by Rosalyn Carson-DeWitt, MD
Failure-to-thrive is when a child is not growing as expected. It does not include children who are small for their age. Definitions of failure-to-thrive may vary.
Children grow quickly in the first few years of life. A child with failure-to-thrive will usually have a height and weight that is well below other children of their age. Your child may have also had a normal growth pattern that began to slow down. Initially the child has similar height and weight than their peers but at follow-up appointments the child's height and weight does not keep up with their peers.
Growth is assessed at health visits by measuring height, weight, and head circumference. This information is entered into a growth chart, which makes a line or curve that follows how your child grows. Standard curve lines on the chart called percentiles show where babies fall in terms of normal growth compared to other babies at specific ages. Failure-to-thrive can occur when a child:
Failure-to-thrive is split into three different types. These types include:
Failure-to-thrive is caused by a lack of nutrition. The most common causes of lack of nutrition include:
Risk Factors TOP
Failure-to-thrive is more common in boys. Many factors may contribute to an increased chance of developing failure-to-thrive in children, including:
Family and social factors may include:
Failure-to-thrive may cause:
Failure-to-thrive is diagnosed based on following a child's growth. Your child's weight, height, and head circumference will be potted on standard growth charts. If the child falls below a certain weight range or crosses two lines on the growth chart, the doctor will evaluate the child further.
Based on your child's symptoms, additional tests may be ordered.

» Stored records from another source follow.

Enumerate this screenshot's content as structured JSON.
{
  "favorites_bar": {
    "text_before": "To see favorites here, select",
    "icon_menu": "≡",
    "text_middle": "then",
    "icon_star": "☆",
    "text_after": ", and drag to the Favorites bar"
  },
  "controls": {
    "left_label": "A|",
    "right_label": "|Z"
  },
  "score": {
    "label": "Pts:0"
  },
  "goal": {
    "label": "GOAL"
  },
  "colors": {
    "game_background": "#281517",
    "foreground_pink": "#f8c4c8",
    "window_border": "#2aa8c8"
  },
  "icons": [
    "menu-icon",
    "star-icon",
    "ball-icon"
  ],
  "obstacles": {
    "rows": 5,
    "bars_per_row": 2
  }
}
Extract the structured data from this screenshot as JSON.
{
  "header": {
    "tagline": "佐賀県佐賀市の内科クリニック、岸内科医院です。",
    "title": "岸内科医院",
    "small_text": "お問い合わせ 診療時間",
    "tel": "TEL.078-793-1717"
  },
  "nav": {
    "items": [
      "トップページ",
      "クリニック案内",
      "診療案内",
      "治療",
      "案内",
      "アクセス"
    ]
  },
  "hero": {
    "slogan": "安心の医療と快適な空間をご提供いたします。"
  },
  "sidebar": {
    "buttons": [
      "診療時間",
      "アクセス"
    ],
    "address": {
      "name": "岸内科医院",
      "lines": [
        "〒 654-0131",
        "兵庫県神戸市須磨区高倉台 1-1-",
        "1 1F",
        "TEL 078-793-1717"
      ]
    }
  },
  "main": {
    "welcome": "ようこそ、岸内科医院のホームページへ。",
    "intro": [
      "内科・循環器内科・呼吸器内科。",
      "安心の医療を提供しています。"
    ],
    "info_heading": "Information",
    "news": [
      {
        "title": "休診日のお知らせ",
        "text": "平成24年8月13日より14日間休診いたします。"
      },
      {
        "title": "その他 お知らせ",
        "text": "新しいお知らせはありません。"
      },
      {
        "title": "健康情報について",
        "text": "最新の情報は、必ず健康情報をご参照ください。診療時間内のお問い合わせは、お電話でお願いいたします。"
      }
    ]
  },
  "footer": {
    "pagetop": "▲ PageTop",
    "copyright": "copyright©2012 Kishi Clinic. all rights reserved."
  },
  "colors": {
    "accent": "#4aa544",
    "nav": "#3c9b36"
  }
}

Rarely, a child must be hospitalized for a period of time to find the cause of failure-to-thrive. During this time, the doctor will:
This will also be done in an outpatient setting and often require referrals to feeding specialists.
If your child can gain weight under these circumstances and no underlying disease is found, this supports the diagnosis of nonorganic failure-to-thrive.
Talk with your child's doctor about the best treatment plan. Treatment will depend on what is causing your child's failure-to-thrive. Options may include:
Treating a Medical Condition
Treating the underlying medical condition may correct failure-to-thrive.
Providing Extra Calories
Children who are malnourished may need a dietary supplement. These may include Ensure/PediaSure, milk fortifiers, and other ways to add calories to food. They help improve nutrition and boost growth.
Parent Training TOP
When a child is hospitalized for diagnosis, the hospital staff can also provide treatment. Nurses can teach parents appropriate feeding techniques. They may also show how to best interact with their child. If the child isn't hospitalized, parents can still have training sessions with a nutritionist or a nurse.
Parents and children who are having difficulty with their relationship may benefit from counseling.
To help reduce your child's chance of developing failure-to-thrive:
FamilyDoctor.org—American Academy of Family Physicians
Healthychildren.org—American Academy of Pediatrics
About Kids Health—The Hospital for Sick Children
Public Health Agency of Canada
Failure to thrive. Nemours Kid's Health website. Available at:
...(Click grey area to select URL)
Updated August 2011. Accessed September 24, 2014.
Failure to thrive in children. EBSCO DynaMed website. Available at:
...(Click grey area to select URL)
Updated August 5, 2013. Accessed September 24, 2014.
Krugman S, Dubowitz H. Failure to thrive. Am Fam Physician. 2003 Sep 1;68(5):879-884.
Needlman, R. Failure to thrive: parental neglect or well-meaning ignorance? Am Fam Physician. 2001;63(9):1867-1869.
8/7/2013 DynaMed's Systematic Literature Surveillance. https://dynamed.ebscohost.com/about/about-us: Bocca-Tjeertes IF, van Buuren S, et al. Growth of preterm and full-term children aged 0-4 years: integrating median growth and variability in growth charts. J Pediatr. 2012 Sep;161(3):460-465.
Last reviewed August 2014 by Kari Kassir, MD
Last Updated: 9/24/2014